September 8th, 2005, 02:47 PM
Why 1st person?

1. To limit what can be told (3rd limited does that just as well)
2. To facilitate close identification
3. To have a reason to write in a particular "voice"

Missed anything? Probably.

The best stories integrate the PoV into the story, though.

Example: Mike Resnick's story "Barnaby in Exile" is the story of Barnaby the bonobo in one of those "can we teach primates to speak?"-projects. It's written from Barnaby's perspective. The PoV is the ideal one for those:

1. There are concepts in the story, such as funding of projects, that the narrator doesn't understand. On the other hand, the extent to which Barnaby has mastered language is hidden from the people who run the project. Because the researcher's PoV is closer to that of the reader, it is easy for the reader to work out what's going on with the project, while - at the same time - s/he gets the inner workings of the Bonobo's mind. So, basically, the reader knows more than all involved (either the researchers or the Bonobo) without ever being told explicitly.

Also, the simple persperctive also creates an impression of naivety, which has two results. (1) It gains Barnaby immediate sympathy and (2) it re-casts concepts we take for granted (fame, for example) in a new light (you'll possibly re-think them from another perspective). The effect of the simple language will be less likely one of identification; more likely you'll feel like you're reading your child's diary.

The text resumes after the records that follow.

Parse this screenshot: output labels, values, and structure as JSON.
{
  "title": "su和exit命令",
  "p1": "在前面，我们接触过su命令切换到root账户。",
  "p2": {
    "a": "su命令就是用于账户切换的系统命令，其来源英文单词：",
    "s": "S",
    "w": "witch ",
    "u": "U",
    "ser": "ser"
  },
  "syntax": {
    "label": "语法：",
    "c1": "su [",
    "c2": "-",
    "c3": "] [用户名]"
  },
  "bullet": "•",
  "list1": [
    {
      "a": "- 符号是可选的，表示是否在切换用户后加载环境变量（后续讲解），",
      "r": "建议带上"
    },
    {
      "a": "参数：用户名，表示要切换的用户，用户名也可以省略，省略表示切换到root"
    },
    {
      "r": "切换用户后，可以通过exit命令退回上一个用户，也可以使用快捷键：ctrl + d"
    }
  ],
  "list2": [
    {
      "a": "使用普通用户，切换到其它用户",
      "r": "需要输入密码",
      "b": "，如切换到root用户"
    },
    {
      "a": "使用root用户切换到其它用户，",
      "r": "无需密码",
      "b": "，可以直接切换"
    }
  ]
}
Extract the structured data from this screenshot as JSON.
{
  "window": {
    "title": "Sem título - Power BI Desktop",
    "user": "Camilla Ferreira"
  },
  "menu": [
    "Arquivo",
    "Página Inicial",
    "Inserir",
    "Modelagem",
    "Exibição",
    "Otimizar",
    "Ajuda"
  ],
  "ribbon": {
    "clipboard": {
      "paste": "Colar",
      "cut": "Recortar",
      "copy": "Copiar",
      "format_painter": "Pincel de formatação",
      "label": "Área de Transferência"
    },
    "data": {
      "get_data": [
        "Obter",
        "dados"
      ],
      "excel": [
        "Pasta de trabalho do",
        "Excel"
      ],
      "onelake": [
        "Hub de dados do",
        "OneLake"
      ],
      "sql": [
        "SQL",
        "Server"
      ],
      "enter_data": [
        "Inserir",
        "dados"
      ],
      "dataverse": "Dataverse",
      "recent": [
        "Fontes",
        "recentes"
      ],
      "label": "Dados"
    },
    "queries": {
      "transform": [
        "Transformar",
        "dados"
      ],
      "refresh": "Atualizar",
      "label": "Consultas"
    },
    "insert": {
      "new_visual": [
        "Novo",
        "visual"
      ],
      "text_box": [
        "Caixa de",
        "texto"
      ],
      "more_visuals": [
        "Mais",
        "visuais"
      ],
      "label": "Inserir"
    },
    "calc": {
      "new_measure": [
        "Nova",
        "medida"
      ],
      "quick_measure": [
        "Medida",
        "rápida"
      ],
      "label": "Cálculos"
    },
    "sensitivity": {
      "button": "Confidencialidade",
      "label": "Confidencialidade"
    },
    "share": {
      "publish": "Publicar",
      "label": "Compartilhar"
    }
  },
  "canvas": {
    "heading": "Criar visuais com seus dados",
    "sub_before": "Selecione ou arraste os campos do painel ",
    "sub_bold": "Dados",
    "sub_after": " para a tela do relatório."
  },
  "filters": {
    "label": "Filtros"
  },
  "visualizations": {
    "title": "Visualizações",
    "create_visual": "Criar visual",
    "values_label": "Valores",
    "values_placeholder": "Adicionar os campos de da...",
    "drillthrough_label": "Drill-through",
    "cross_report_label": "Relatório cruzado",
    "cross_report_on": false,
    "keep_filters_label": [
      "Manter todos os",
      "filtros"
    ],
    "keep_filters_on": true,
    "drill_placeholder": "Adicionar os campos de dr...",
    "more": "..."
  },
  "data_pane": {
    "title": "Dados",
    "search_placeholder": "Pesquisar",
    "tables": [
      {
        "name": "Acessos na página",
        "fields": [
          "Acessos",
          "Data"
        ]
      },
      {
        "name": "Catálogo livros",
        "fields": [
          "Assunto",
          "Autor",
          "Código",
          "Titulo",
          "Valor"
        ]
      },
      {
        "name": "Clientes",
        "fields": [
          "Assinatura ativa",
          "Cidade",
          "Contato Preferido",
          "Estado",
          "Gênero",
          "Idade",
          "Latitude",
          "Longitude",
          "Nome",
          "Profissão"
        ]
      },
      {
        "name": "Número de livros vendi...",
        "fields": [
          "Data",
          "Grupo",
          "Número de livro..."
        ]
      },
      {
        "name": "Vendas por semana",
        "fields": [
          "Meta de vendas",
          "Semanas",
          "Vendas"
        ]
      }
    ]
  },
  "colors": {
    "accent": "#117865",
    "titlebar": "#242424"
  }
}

Telling the story in 3rd person would result in a far less effective story, I think.

There's a lot more to 1st person than just identification. Heck, if you want identification, sometimes 2nd person can be more effective than 1st. There's no superior or inferior PoV, IMO; not in the mainstream and not in genre fiction. The narrative technique should always depend on the story.

September 9th, 2005, 01:03 AM
It is used way to much in amature writing and that ruined it for me.

I disagree. It all depends on the person, but most people write in 3rd until they figure out that they need to consider voice and perspective. I too once hated 1st person. So many short stories that win awards and get published are written in 1st person. It's probably for a reason.

Not that there aren't any drawbacks; the teller's survival is guaranteed and he/she/it has to be there for much of the story. But I think every story needs a storyteller.

Also, to=too and amature=amateur. If someone called me an amateur just because I liked to write, I'd probably smack them.